Task goal: Reproduce the entire listing exactly. Leave the pictures out.

Dataset content:
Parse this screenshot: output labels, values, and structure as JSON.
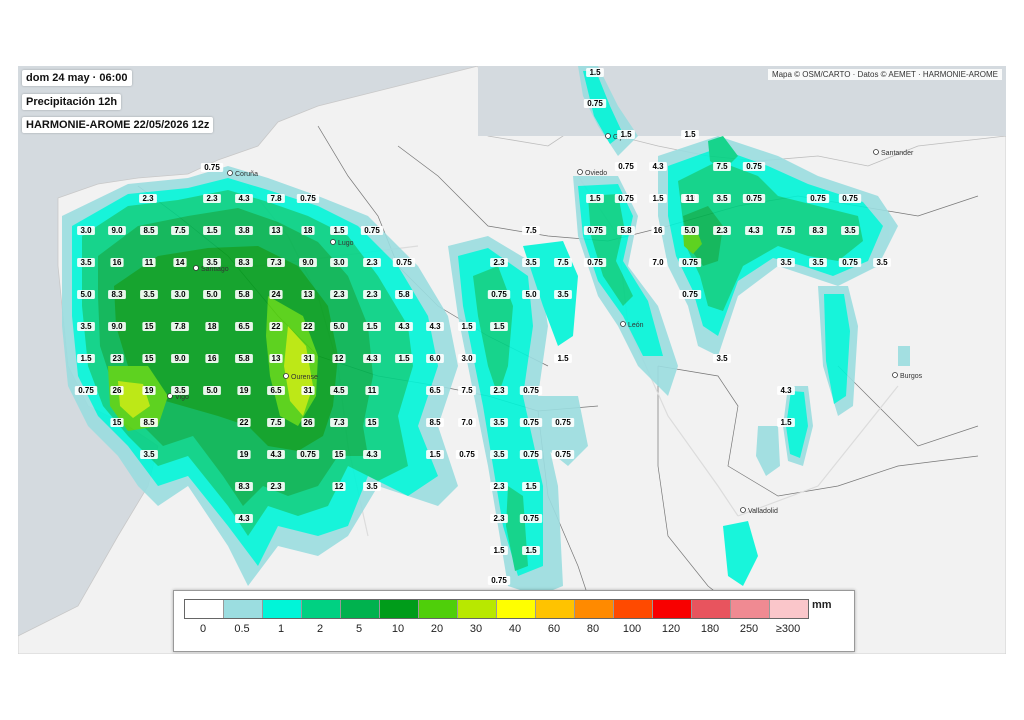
{
  "header": {
    "date_time": "dom 24 may · 06:00",
    "variable": "Precipitación 12h",
    "model_run": "HARMONIE-AROME 22/05/2026 12z"
  },
  "attribution": "Mapa © OSM/CARTO · Datos © AEMET · HARMONIE-AROME",
  "cities": [
    {
      "name": "Coruña"
    },
    {
      "name": "Lugo"
    },
    {
      "name": "Santiago"
    },
    {
      "name": "Ourense"
    },
    {
      "name": "Vigo"
    },
    {
      "name": "Gijón"
    },
    {
      "name": "Oviedo"
    },
    {
      "name": "Santander"
    },
    {
      "name": "León"
    },
    {
      "name": "Burgos"
    },
    {
      "name": "Valladolid"
    }
  ],
  "precip_labels": [
    "0.75",
    "2.3",
    "2.3",
    "4.3",
    "7.8",
    "0.75",
    "3.0",
    "9.0",
    "8.5",
    "7.5",
    "1.5",
    "3.8",
    "13",
    "18",
    "1.5",
    "0.75",
    "3.5",
    "16",
    "11",
    "14",
    "3.5",
    "8.3",
    "7.3",
    "9.0",
    "3.0",
    "2.3",
    "0.75",
    "5.0",
    "8.3",
    "3.5",
    "3.0",
    "5.0",
    "5.8",
    "24",
    "13",
    "2.3",
    "2.3",
    "5.8",
    "3.5",
    "9.0",
    "15",
    "7.8",
    "18",
    "6.5",
    "22",
    "22",
    "5.0",
    "1.5",
    "4.3",
    "4.3",
    "1.5",
    "1.5",
    "1.5",
    "23",
    "15",
    "9.0",
    "16",
    "5.8",
    "13",
    "31",
    "12",
    "4.3",
    "1.5",
    "6.0",
    "3.0",
    "0.75",
    "26",
    "19",
    "3.5",
    "5.0",
    "19",
    "6.5",
    "31",
    "4.5",
    "11",
    "6.5",
    "7.5",
    "2.3",
    "0.75",
    "15",
    "8.5",
    "22",
    "7.5",
    "26",
    "7.3",
    "15",
    "8.5",
    "7.0",
    "3.5",
    "0.75",
    "0.75",
    "3.5",
    "19",
    "4.3",
    "0.75",
    "15",
    "4.3",
    "1.5",
    "0.75",
    "3.5",
    "0.75",
    "0.75",
    "8.3",
    "2.3",
    "12",
    "3.5",
    "2.3",
    "1.5",
    "4.3",
    "2.3",
    "0.75",
    "1.5",
    "1.5",
    "0.75",
    "1.5",
    "0.75",
    "1.5",
    "1.5",
    "0.75",
    "4.3",
    "7.5",
    "0.75",
    "1.5",
    "0.75",
    "1.5",
    "2.3",
    "11",
    "3.5",
    "0.75",
    "0.75",
    "0.75",
    "7.5",
    "0.75",
    "5.8",
    "16",
    "5.0",
    "2.3",
    "4.3",
    "7.5",
    "8.3",
    "3.5",
    "2.3",
    "3.5",
    "7.5",
    "0.75",
    "7.0",
    "0.75",
    "3.5",
    "3.5",
    "0.75",
    "3.5",
    "0.75",
    "5.0",
    "3.5",
    "0.75",
    "1.5",
    "3.5",
    "4.3",
    "1.5"
  ],
  "legend": {
    "unit": "mm",
    "ticks": [
      "0",
      "0.5",
      "1",
      "2",
      "5",
      "10",
      "20",
      "30",
      "40",
      "60",
      "80",
      "100",
      "120",
      "180",
      "250",
      "≥300"
    ],
    "colors": [
      "#ffffff",
      "#9bdde0",
      "#00f5d8",
      "#00d182",
      "#00b24e",
      "#009c1a",
      "#4fcf0a",
      "#b8e800",
      "#ffff00",
      "#ffc300",
      "#ff8a00",
      "#ff4a00",
      "#f80000",
      "#e8545e",
      "#f08a92",
      "#fac6ca"
    ]
  }
}
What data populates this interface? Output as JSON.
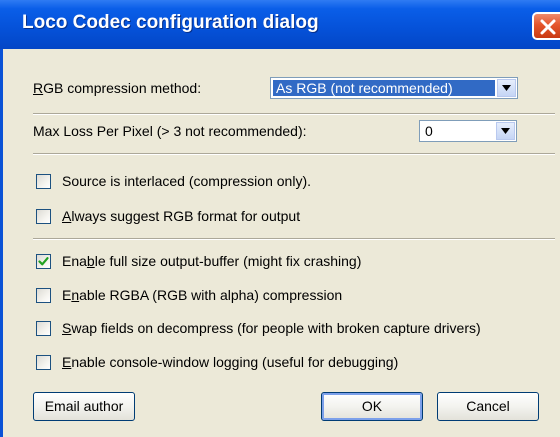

Solution for this task:
Parse this screenshot: output labels, values, and structure as JSON.
{
  "header": {
    "date_time": "dom 24 may · 06:00",
    "variable": "Precipitación 12h",
    "model_run": "HARMONIE-AROME 22/05/2026 12z"
  },
  "attribution": "Mapa © OSM/CARTO · Datos © AEMET · HARMONIE-AROME",
  "cities": [
    {
      "name": "Coruña"
    },
    {
      "name": "Lugo"
    },
    {
      "name": "Santiago"
    },
    {
      "name": "Ourense"
    },
    {
      "name": "Vigo"
    },
    {
      "name": "Gijón"
    },
    {
      "name": "Oviedo"
    },
    {
      "name": "Santander"
    },
    {
      "name": "León"
    },
    {
      "name": "Burgos"
    },
    {
      "name": "Valladolid"
    }
  ],
  "precip_labels": [
    "0.75",
    "2.3",
    "2.3",
    "4.3",
    "7.8",
    "0.75",
    "3.0",
    "9.0",
    "8.5",
    "7.5",
    "1.5",
    "3.8",
    "13",
    "18",
    "1.5",
    "0.75",
    "3.5",
    "16",
    "11",
    "14",
    "3.5",
    "8.3",
    "7.3",
    "9.0",
    "3.0",
    "2.3",
    "0.75",
    "5.0",
    "8.3",
    "3.5",
    "3.0",
    "5.0",
    "5.8",
    "24",
    "13",
    "2.3",
    "2.3",
    "5.8",
    "3.5",
    "9.0",
    "15",
    "7.8",
    "18",
    "6.5",
    "22",
    "22",
    "5.0",
    "1.5",
    "4.3",
    "4.3",
    "1.5",
    "1.5",
    "1.5",
    "23",
    "15",
    "9.0",
    "16",
    "5.8",
    "13",
    "31",
    "12",
    "4.3",
    "1.5",
    "6.0",
    "3.0",
    "0.75",
    "26",
    "19",
    "3.5",
    "5.0",
    "19",
    "6.5",
    "31",
    "4.5",
    "11",
    "6.5",
    "7.5",
    "2.3",
    "0.75",
    "15",
    "8.5",
    "22",
    "7.5",
    "26",
    "7.3",
    "15",
    "8.5",
    "7.0",
    "3.5",
    "0.75",
    "0.75",
    "3.5",
    "19",
    "4.3",
    "0.75",
    "15",
    "4.3",
    "1.5",
    "0.75",
    "3.5",
    "0.75",
    "0.75",
    "8.3",
    "2.3",
    "12",
    "3.5",
    "2.3",
    "1.5",
    "4.3",
    "2.3",
    "0.75",
    "1.5",
    "1.5",
    "0.75",
    "1.5",
    "0.75",
    "1.5",
    "1.5",
    "0.75",
    "4.3",
    "7.5",
    "0.75",
    "1.5",
    "0.75",
    "1.5",
    "2.3",
    "11",
    "3.5",
    "0.75",
    "0.75",
    "0.75",
    "7.5",
    "0.75",
    "5.8",
    "16",
    "5.0",
    "2.3",
    "4.3",
    "7.5",
    "8.3",
    "3.5",
    "2.3",
    "3.5",
    "7.5",
    "0.75",
    "7.0",
    "0.75",
    "3.5",
    "3.5",
    "0.75",
    "3.5",
    "0.75",
    "5.0",
    "3.5",
    "0.75",
    "1.5",
    "3.5",
    "4.3",
    "1.5"
  ],
  "legend": {
    "unit": "mm",
    "ticks": [
      "0",
      "0.5",
      "1",
      "2",
      "5",
      "10",
      "20",
      "30",
      "40",
      "60",
      "80",
      "100",
      "120",
      "180",
      "250",
      "≥300"
    ],
    "colors": [
      "#ffffff",
      "#9bdde0",
      "#00f5d8",
      "#00d182",
      "#00b24e",
      "#009c1a",
      "#4fcf0a",
      "#b8e800",
      "#ffff00",
      "#ffc300",
      "#ff8a00",
      "#ff4a00",
      "#f80000",
      "#e8545e",
      "#f08a92",
      "#fac6ca"
    ]
  }
}
What data populates this interface? Output as JSON.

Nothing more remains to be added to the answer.